Major powers, including the US, UK, France, Germany and Italy have taken the same vague position. In their joint statement, published on the US Embassy In Libya’s website, they expressed their “concern” about the threat of violence,while warning about the potential for violence and threatening sanctions against perpetrators. They reiterated their support for the UN and Williams but did not mention the new government.

After meeting Bashaga, on 12 March in Tunisia, the US Ambassador to Libya, Richard Norland, tweeted, commanding “HoR-designated PM Fathi Bashagha” while noting his interest in pursuing urgent “UN-facilitated negotiations” with Dbeibeh to ease him out of office. The tweet called for a peaceful approach to differences but did not side with Bashaga.

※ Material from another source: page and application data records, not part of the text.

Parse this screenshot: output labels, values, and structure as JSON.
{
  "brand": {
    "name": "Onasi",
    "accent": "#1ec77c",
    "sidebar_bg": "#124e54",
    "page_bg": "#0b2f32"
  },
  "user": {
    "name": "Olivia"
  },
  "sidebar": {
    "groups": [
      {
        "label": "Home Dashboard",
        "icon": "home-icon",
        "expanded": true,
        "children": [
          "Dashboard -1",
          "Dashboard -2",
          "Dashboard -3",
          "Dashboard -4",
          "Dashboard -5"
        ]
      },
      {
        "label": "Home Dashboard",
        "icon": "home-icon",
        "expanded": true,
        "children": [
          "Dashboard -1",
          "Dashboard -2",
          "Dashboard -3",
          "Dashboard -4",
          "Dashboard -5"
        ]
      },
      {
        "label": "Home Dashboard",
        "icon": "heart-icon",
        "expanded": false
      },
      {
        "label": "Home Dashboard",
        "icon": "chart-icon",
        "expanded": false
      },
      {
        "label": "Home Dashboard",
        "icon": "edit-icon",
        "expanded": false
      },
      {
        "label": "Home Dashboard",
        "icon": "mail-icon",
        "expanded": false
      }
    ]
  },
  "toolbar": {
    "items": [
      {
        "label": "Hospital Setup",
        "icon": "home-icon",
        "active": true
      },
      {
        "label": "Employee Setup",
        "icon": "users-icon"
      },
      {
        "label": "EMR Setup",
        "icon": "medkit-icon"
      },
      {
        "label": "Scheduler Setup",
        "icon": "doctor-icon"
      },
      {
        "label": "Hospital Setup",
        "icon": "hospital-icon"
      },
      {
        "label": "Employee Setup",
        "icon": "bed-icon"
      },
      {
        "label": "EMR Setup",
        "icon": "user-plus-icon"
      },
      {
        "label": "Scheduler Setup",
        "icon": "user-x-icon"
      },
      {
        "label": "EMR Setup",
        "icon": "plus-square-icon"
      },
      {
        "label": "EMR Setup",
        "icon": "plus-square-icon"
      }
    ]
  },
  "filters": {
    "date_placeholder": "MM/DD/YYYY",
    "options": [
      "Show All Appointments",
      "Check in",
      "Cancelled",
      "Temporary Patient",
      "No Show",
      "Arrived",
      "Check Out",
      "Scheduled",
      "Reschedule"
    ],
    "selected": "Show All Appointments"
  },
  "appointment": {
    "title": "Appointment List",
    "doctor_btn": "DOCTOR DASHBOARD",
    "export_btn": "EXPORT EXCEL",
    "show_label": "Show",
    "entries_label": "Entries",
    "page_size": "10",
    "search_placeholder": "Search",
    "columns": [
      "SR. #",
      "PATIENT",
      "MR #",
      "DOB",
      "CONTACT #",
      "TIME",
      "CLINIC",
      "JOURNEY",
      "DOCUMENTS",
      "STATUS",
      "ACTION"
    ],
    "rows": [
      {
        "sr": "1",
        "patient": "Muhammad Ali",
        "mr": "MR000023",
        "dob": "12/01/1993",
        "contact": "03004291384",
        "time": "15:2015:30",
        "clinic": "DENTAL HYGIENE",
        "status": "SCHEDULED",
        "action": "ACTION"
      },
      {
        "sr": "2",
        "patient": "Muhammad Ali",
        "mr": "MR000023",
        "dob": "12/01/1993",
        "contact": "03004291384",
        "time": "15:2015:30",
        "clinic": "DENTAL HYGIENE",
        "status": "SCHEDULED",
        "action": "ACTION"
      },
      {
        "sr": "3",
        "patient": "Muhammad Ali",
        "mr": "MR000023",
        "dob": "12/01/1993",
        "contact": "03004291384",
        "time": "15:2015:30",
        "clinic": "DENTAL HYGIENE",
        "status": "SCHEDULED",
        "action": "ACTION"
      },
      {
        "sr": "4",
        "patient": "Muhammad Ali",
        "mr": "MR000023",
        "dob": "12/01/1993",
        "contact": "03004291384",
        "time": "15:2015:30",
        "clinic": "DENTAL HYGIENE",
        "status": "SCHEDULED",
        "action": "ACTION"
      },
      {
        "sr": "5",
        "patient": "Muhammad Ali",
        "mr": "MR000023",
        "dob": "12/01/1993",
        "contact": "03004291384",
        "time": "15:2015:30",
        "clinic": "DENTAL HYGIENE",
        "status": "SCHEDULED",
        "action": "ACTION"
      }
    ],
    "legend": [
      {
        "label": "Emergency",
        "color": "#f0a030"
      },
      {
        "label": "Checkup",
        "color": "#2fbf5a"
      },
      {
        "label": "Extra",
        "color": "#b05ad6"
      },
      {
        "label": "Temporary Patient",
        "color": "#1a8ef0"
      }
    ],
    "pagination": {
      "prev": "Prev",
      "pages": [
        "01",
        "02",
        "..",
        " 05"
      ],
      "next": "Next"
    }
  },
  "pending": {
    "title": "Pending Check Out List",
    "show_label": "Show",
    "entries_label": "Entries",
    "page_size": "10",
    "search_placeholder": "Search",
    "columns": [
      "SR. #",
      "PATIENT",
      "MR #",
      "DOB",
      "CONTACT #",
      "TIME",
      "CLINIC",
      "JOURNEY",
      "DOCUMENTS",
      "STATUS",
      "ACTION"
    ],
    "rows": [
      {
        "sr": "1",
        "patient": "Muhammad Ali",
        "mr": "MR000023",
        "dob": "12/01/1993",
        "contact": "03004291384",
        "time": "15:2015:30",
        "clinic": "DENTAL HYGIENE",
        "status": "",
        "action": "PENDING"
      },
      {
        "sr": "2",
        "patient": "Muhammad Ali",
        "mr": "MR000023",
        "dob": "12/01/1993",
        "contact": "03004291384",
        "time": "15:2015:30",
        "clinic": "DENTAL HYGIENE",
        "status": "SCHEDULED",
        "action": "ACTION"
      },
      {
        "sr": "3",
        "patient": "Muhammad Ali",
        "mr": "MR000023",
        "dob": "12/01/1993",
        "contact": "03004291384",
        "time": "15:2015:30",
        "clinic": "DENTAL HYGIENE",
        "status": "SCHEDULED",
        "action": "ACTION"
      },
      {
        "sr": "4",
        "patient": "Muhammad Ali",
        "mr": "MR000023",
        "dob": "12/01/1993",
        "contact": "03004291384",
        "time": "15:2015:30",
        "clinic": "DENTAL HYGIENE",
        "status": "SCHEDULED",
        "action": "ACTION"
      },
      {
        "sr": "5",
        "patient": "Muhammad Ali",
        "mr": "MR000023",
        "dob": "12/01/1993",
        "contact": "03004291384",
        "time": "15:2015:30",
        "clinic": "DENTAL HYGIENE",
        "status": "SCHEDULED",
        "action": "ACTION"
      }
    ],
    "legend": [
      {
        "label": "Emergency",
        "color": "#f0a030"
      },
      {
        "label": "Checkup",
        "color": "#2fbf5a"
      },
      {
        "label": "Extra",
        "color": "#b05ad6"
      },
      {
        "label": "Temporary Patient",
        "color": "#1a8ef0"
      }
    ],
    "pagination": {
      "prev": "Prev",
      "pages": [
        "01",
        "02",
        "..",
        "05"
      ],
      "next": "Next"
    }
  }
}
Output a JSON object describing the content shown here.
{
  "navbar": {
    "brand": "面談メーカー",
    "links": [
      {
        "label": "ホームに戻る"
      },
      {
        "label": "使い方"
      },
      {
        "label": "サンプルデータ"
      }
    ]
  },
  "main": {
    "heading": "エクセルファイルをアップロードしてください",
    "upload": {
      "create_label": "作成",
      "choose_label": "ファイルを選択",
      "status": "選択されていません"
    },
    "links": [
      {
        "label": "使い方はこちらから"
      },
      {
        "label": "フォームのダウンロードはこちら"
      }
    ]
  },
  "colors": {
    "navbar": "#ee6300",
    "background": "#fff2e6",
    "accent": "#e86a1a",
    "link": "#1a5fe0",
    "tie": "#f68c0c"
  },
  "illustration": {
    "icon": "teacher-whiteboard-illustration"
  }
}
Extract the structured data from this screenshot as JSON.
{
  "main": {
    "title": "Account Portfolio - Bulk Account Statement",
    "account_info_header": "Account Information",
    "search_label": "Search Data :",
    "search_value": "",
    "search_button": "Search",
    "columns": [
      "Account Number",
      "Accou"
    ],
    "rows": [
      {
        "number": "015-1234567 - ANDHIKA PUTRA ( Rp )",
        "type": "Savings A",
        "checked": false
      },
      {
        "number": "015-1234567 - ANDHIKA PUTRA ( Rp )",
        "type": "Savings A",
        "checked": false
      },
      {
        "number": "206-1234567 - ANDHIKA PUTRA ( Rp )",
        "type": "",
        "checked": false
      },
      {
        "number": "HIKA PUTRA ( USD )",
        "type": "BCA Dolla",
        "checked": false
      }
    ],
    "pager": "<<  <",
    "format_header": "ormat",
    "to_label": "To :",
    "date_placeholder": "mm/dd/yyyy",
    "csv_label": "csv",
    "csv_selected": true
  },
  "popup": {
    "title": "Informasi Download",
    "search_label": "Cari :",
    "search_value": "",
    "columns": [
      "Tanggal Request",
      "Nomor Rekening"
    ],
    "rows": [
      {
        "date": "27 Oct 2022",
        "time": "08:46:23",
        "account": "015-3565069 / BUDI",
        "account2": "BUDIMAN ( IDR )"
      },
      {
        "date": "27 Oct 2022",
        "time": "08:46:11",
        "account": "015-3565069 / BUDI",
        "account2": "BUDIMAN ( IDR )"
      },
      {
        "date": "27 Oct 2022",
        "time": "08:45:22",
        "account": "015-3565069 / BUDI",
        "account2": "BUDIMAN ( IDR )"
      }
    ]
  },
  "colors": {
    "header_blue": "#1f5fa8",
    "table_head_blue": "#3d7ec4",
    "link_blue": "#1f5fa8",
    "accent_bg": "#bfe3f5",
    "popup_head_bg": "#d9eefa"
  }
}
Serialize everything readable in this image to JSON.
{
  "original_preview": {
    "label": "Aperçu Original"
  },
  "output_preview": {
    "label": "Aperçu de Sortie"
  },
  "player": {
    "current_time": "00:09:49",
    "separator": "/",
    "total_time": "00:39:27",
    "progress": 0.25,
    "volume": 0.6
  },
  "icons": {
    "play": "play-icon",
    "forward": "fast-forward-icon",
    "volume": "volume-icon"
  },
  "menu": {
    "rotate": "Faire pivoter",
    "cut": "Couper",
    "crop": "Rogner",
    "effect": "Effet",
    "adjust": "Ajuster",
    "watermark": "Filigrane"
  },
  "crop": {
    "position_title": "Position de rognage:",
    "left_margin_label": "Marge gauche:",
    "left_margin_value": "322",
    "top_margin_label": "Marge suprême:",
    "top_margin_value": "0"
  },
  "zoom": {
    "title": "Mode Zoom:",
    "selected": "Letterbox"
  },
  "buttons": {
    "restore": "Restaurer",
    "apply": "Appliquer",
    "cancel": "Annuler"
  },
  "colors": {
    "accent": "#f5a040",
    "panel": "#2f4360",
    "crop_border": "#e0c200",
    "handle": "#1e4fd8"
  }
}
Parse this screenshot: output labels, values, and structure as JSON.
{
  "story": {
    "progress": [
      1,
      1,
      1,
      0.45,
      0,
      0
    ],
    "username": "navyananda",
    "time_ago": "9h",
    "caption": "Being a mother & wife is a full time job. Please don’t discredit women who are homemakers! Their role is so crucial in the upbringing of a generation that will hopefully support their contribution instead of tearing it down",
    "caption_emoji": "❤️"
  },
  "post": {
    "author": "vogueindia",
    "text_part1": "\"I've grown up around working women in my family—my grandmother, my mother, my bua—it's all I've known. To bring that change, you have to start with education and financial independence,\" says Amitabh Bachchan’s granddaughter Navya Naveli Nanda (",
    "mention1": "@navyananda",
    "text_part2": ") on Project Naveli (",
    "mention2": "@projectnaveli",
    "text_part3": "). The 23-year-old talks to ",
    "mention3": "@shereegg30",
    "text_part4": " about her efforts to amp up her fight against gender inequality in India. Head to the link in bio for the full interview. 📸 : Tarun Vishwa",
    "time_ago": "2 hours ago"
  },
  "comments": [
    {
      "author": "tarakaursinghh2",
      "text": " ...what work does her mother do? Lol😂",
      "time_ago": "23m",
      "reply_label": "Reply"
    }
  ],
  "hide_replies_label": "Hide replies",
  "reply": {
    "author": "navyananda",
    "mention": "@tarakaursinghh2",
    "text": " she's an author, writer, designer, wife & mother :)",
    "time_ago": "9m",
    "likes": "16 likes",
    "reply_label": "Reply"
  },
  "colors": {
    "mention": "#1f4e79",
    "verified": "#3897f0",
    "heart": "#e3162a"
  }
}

Despite all the setbacks and the shortcomings, Stephanie Williams is not yet giving up on Libya. She feels responsible for helping the Libyan people to decide their future.

The views expressed in this article belong to the author and do not necessarily reflect the editorial policy of Middle East Monitor.